Yet there is not good evidence on the best way to treat bipolar in pregnant women.

"Remarkably little is known about the comparative efficacy of different medications to treat bipolar disorder during pregnancy," the authors wrote. "The risk of [birth defects] associated with use of psychotropic drugs during the first trimester should be carefully weighed against the risks to the mother and the fetus of an untreated bipolar disorder."

Another possible complication in assessing the research is that women may not be taking the right medication for their condition. Bipolar disorder is often misdiagnosed as depression, but antidepressants can worsen bipolar disorder.

Outcomes During Pregnancy Versus After Birth

One reason that research is "urgently needed" on the interaction of bipolar disorder and pregnancy, according to the reviewers, is that the findings in these studies vary considerably from what is known about bipolar disorder during the postpartum period.

After having a baby, research had already shown that bipolar women are at a much higher risk for postpartum depression. They are also at an elevated risk for extreme circumstances or behavior. They are at a higher risk for needing psychiatric hospitalization, and they are at a higher risk for attempting suicide or even causing harm to their baby.

Yet there are no known studies related to a woman's risk of suicide if she is bipolar and pregnant. Similarly, there are no known studies looking at bipolar disorder during pregnancy and hospitalization rates.

"There is no period in a woman's life when the risk of relapse of bipolar disorder is as high as in the postpartum period," Dr. Sharma said. "This is in sharp contrast to pregnancy, when women may experience an improvement in their symptoms. If we fail to understand the effect of pregnancy on bipolar disorder, we will fail to understand bipolar disorder."

So that cautious conclusion from the study is that being pregnant appears to be a good thing for women with bipolar disorder. But that "good thing" might be affected by whether she chooses to stay on her medication or not, which can also have implications for her baby.

"The possible protective effect of pregnancy could have been offset by the destabilizing effect of antidepressant use or by the abrupt withdrawal of mood stabilizers during pregnancy," they wrote. One possibility patients can discuss with their OBGYN and psychiatrist if they are concerned about side effects of mood stabilizers on their baby is to wean gradually off a medication while attempting to get pregnant or at the start of a pregnancy.
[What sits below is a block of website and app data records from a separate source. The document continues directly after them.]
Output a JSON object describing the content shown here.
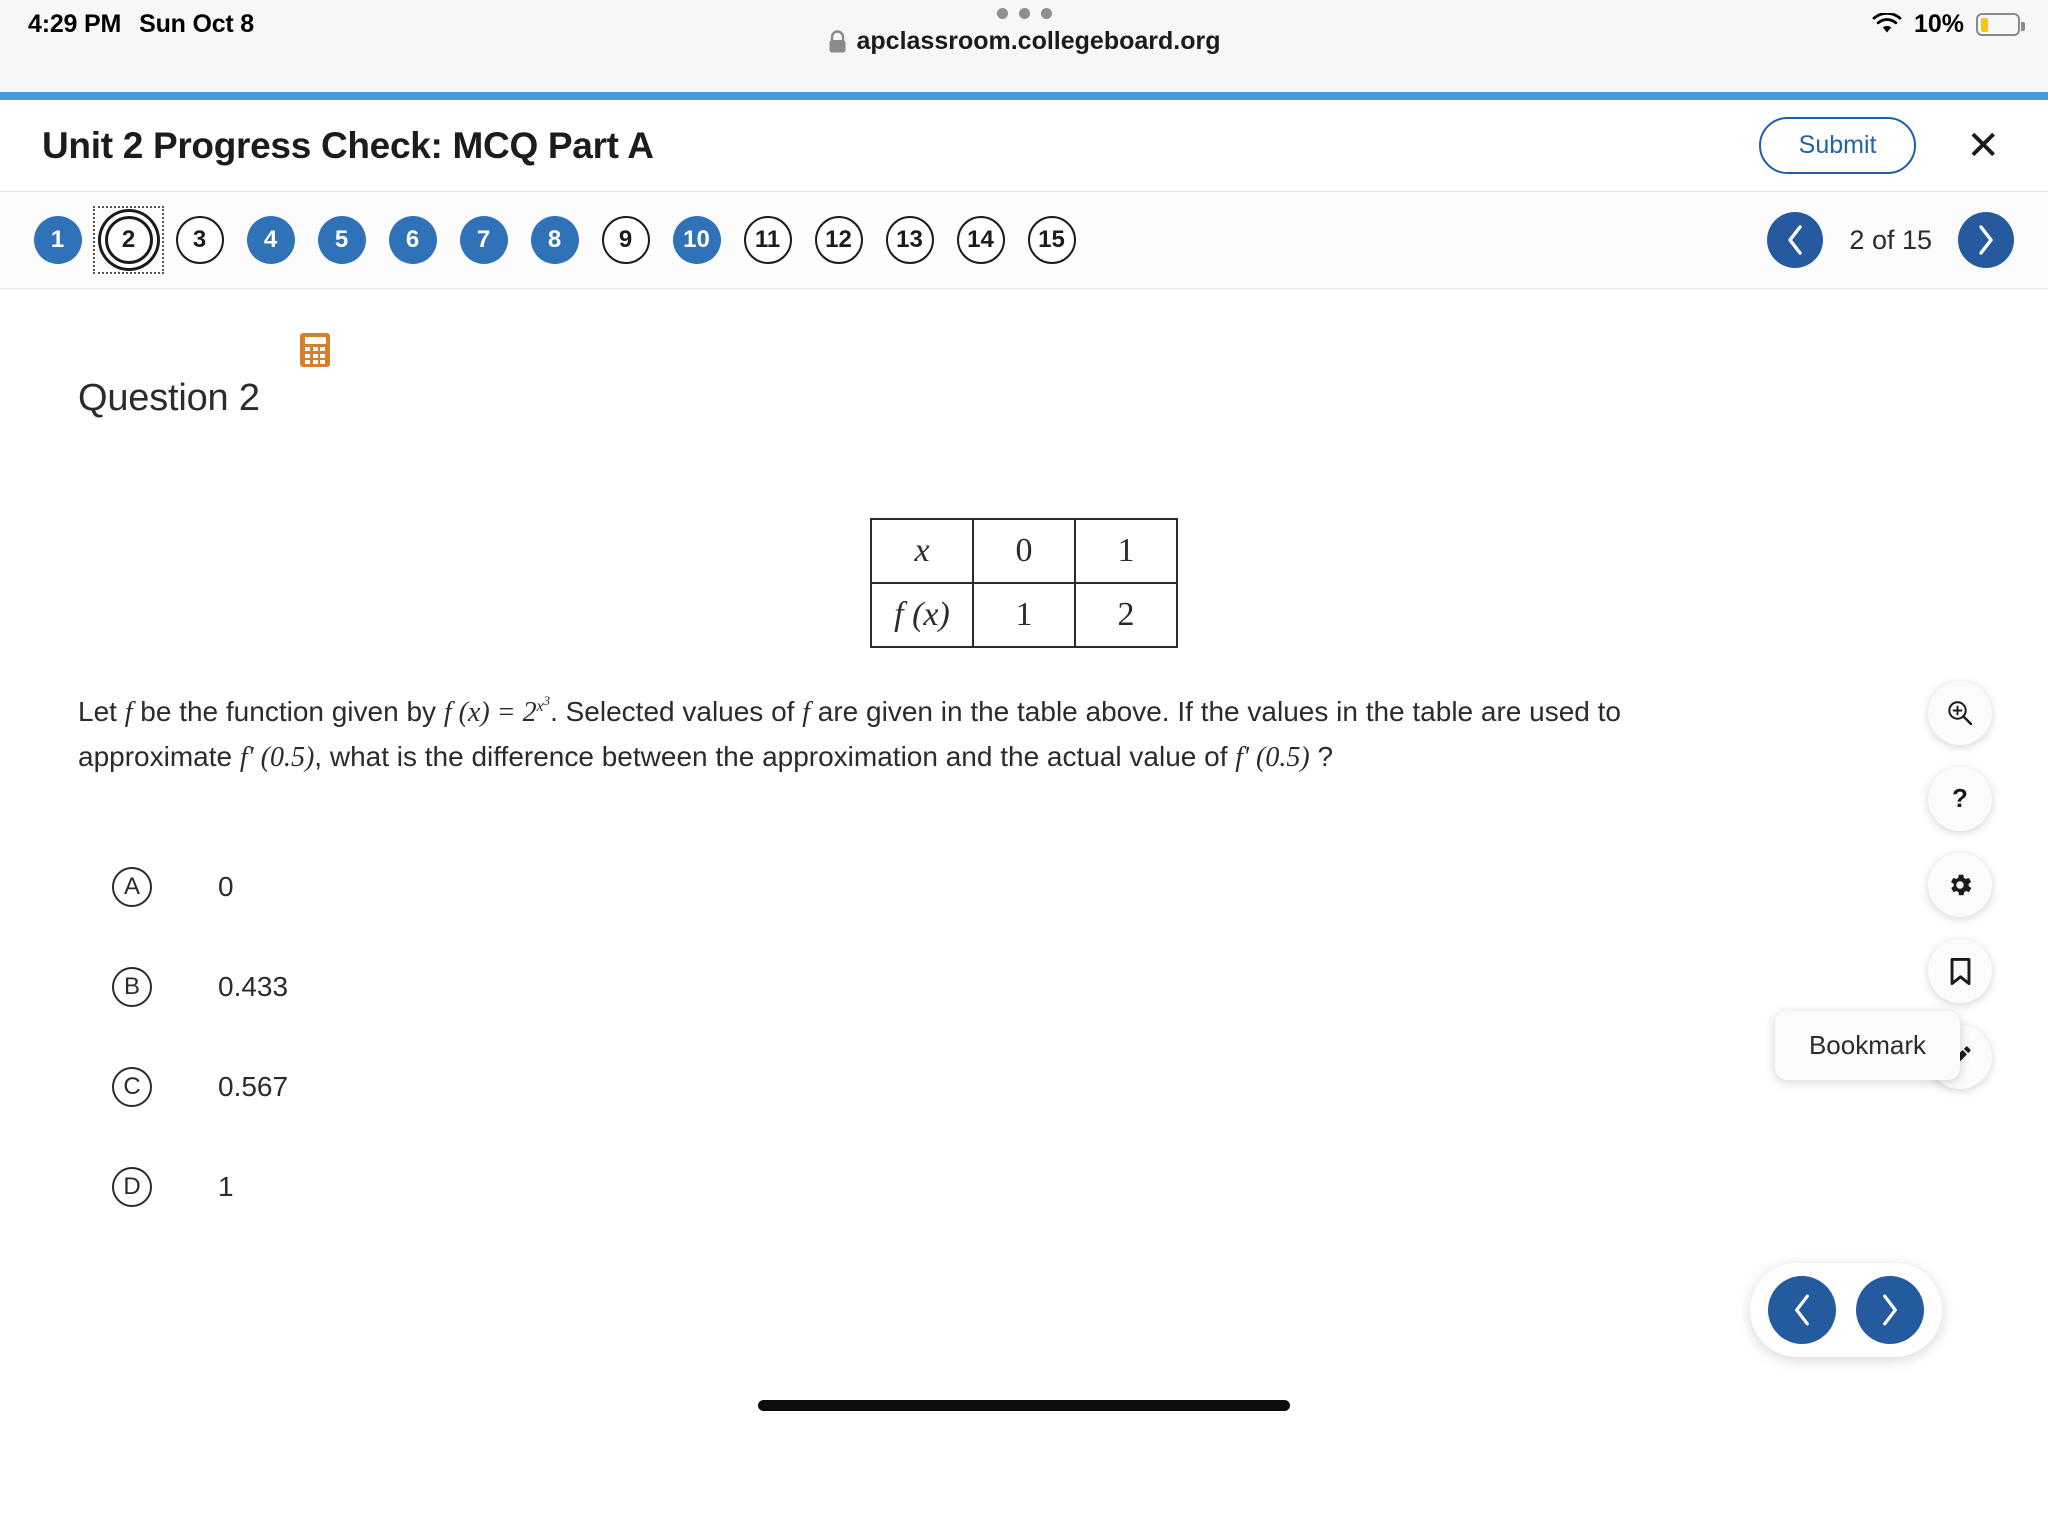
{
  "status_bar": {
    "time": "4:29 PM",
    "date": "Sun Oct 8",
    "battery_percent": "10%",
    "wifi_icon": "wifi-icon",
    "battery_icon": "battery-icon",
    "battery_fill_color": "#f5c518"
  },
  "browser": {
    "url": "apclassroom.collegeboard.org",
    "lock_icon": "lock-icon",
    "tab_dots_icon": "tab-overview-dots-icon",
    "progress_color": "#459ad7"
  },
  "header": {
    "title": "Unit 2 Progress Check: MCQ Part A",
    "submit_label": "Submit",
    "close_icon": "close-icon",
    "accent_color": "#1f63ad"
  },
  "nav": {
    "questions": [
      {
        "number": "1",
        "state": "answered"
      },
      {
        "number": "2",
        "state": "current"
      },
      {
        "number": "3",
        "state": "unanswered"
      },
      {
        "number": "4",
        "state": "answered"
      },
      {
        "number": "5",
        "state": "answered"
      },
      {
        "number": "6",
        "state": "answered"
      },
      {
        "number": "7",
        "state": "answered"
      },
      {
        "number": "8",
        "state": "answered"
      },
      {
        "number": "9",
        "state": "unanswered"
      },
      {
        "number": "10",
        "state": "answered"
      },
      {
        "number": "11",
        "state": "unanswered"
      },
      {
        "number": "12",
        "state": "unanswered"
      },
      {
        "number": "13",
        "state": "unanswered"
      },
      {
        "number": "14",
        "state": "unanswered"
      },
      {
        "number": "15",
        "state": "unanswered"
      }
    ],
    "pager_label": "2 of 15",
    "prev_icon": "chevron-left-icon",
    "next_icon": "chevron-right-icon",
    "answered_color": "#2f72b8",
    "pager_color": "#255a9e"
  },
  "question": {
    "calculator_icon": "calculator-icon",
    "calculator_color": "#d77f2c",
    "title": "Question 2",
    "table": {
      "row_labels": [
        "x",
        "f (x)"
      ],
      "rows": [
        [
          "x",
          "0",
          "1"
        ],
        [
          "f (x)",
          "1",
          "2"
        ]
      ]
    },
    "stem": {
      "part1": "Let ",
      "f1": "f",
      "part2": " be the function given by ",
      "fx_eq": "f (x) = 2",
      "exponent": "x",
      "exponent_sup": "3",
      "part3": ". Selected values of ",
      "f2": "f",
      "part4": " are given in the table above. If the values in the table are used to approximate ",
      "fprime1": "f' (0.5)",
      "part5": ", what is the difference between the approximation and the actual value of ",
      "fprime2": "f' (0.5)",
      "part6": " ?"
    },
    "choices": [
      {
        "letter": "A",
        "text": "0"
      },
      {
        "letter": "B",
        "text": "0.433"
      },
      {
        "letter": "C",
        "text": "0.567"
      },
      {
        "letter": "D",
        "text": "1"
      }
    ]
  },
  "tools": {
    "zoom_icon": "zoom-in-icon",
    "help_icon": "question-mark-icon",
    "settings_icon": "gear-icon",
    "bookmark_icon": "bookmark-icon",
    "annotate_icon": "pencil-icon",
    "tooltip_label": "Bookmark"
  },
  "bottom_pager": {
    "prev_icon": "chevron-left-icon",
    "next_icon": "chevron-right-icon"
  }
}
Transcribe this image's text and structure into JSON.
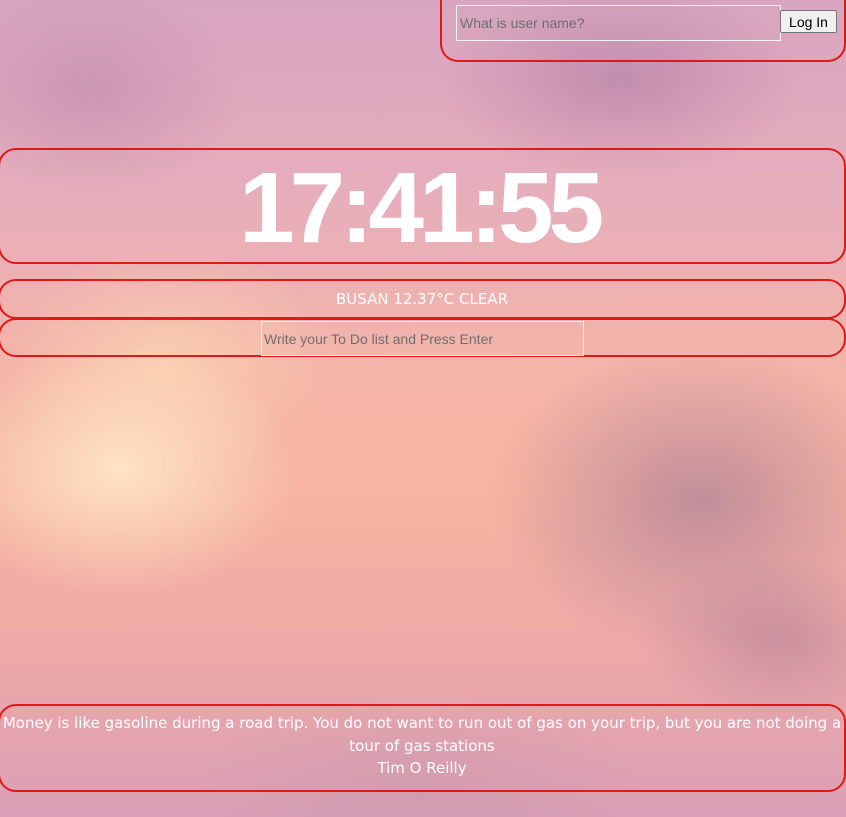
{
  "login": {
    "input_placeholder": "What is user name?",
    "input_value": "",
    "button_label": "Log In"
  },
  "clock": {
    "time": "17:41:55"
  },
  "weather": {
    "text": "BUSAN 12.37°C CLEAR"
  },
  "todo": {
    "input_placeholder": "Write your To Do list and Press Enter",
    "input_value": ""
  },
  "quote": {
    "text": "Money is like gasoline during a road trip. You do not want to run out of gas on your trip, but you are not doing a tour of gas stations",
    "author": "Tim O Reilly"
  },
  "colors": {
    "outline": "#e01818",
    "text": "#ffffff"
  }
}
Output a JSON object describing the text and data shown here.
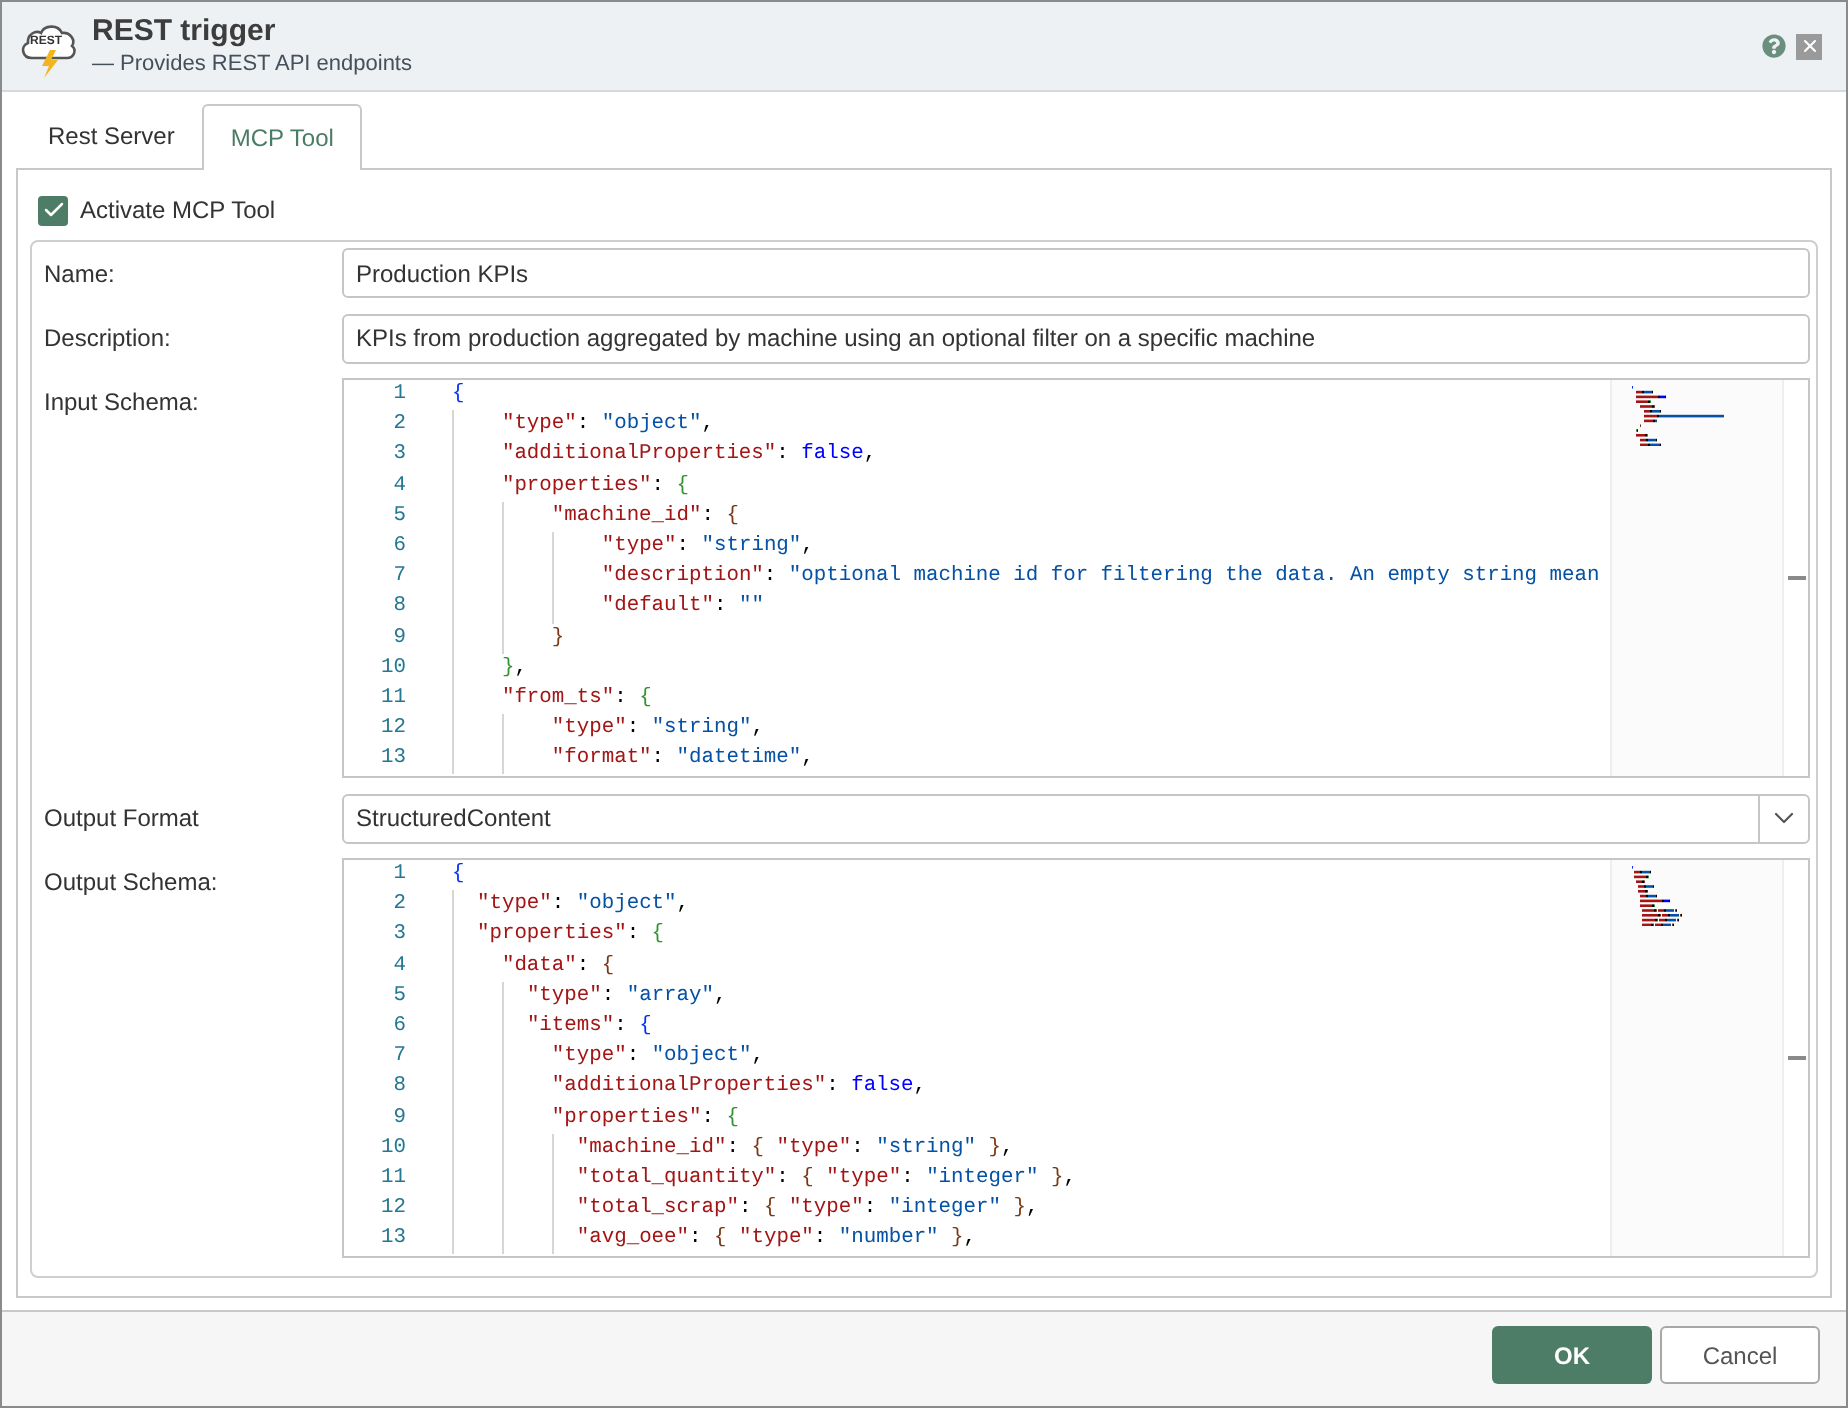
{
  "window": {
    "title": "REST trigger",
    "subtitle": "— Provides REST API endpoints",
    "logo_text": "REST"
  },
  "tabs": [
    {
      "label": "Rest Server",
      "selected": false
    },
    {
      "label": "MCP Tool",
      "selected": true
    }
  ],
  "activate": {
    "label": "Activate MCP Tool",
    "checked": true
  },
  "fields": [
    {
      "kind": "text",
      "label": "Name:",
      "value": "Production KPIs"
    },
    {
      "kind": "text",
      "label": "Description:",
      "value": "KPIs from production aggregated by machine using an optional filter on a specific machine"
    },
    {
      "kind": "code",
      "label": "Input Schema:",
      "lines": [
        {
          "number": "1",
          "text": "{"
        },
        {
          "number": "2",
          "text": "    \"type\": \"object\","
        },
        {
          "number": "3",
          "text": "    \"additionalProperties\": false,"
        },
        {
          "number": "4",
          "text": "    \"properties\": {"
        },
        {
          "number": "5",
          "text": "        \"machine_id\": {"
        },
        {
          "number": "6",
          "text": "            \"type\": \"string\","
        },
        {
          "number": "7",
          "text": "            \"description\": \"optional machine id for filtering the data. An empty string mean"
        },
        {
          "number": "8",
          "text": "            \"default\": \"\""
        },
        {
          "number": "9",
          "text": "        }"
        },
        {
          "number": "10",
          "text": "    },"
        },
        {
          "number": "11",
          "text": "    \"from_ts\": {"
        },
        {
          "number": "12",
          "text": "        \"type\": \"string\","
        },
        {
          "number": "13",
          "text": "        \"format\": \"datetime\","
        }
      ]
    },
    {
      "kind": "select",
      "label": "Output Format",
      "value": "StructuredContent"
    },
    {
      "kind": "code",
      "label": "Output Schema:",
      "lines": [
        {
          "number": "1",
          "text": "{"
        },
        {
          "number": "2",
          "text": "  \"type\": \"object\","
        },
        {
          "number": "3",
          "text": "  \"properties\": {"
        },
        {
          "number": "4",
          "text": "    \"data\": {"
        },
        {
          "number": "5",
          "text": "      \"type\": \"array\","
        },
        {
          "number": "6",
          "text": "      \"items\": {"
        },
        {
          "number": "7",
          "text": "        \"type\": \"object\","
        },
        {
          "number": "8",
          "text": "        \"additionalProperties\": false,"
        },
        {
          "number": "9",
          "text": "        \"properties\": {"
        },
        {
          "number": "10",
          "text": "          \"machine_id\": { \"type\": \"string\" },"
        },
        {
          "number": "11",
          "text": "          \"total_quantity\": { \"type\": \"integer\" },"
        },
        {
          "number": "12",
          "text": "          \"total_scrap\": { \"type\": \"integer\" },"
        },
        {
          "number": "13",
          "text": "          \"avg_oee\": { \"type\": \"number\" },"
        }
      ]
    }
  ],
  "buttons": [
    {
      "label": "OK",
      "kind": "primary"
    },
    {
      "label": "Cancel",
      "kind": "secondary"
    }
  ]
}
Then, both doctors can monitor the woman to see if she has any episodes and decide from there whether to continue the medication.

Ultimately, any decision a woman makes regarding her treatment for bipolar disorder and her pregnancy should be discussed with both her mental health professional and her prenatal caregiver.

This review of studies on bipolar disorder and pregnancy was published August 21 in The Journal of Clinical Psychiatry. The research was funded by the Ontario Mental Health Foundation. Dr. Sharma has received grant funds, served on scientific advisory boards or done speaking engagements for the pharmaceutical companies AstraZeneca, Bristol-Myers Squibb, Cephalon, Eli Lilly, Janssen, Lundbeck, Pfizer and Servier. He has also received support from the Ontario Mental Health Foundation and the Stanley Foundation. Co-author Carley J. Pope indicated no conflicts of interest.

Review Date: 
August 27, 2012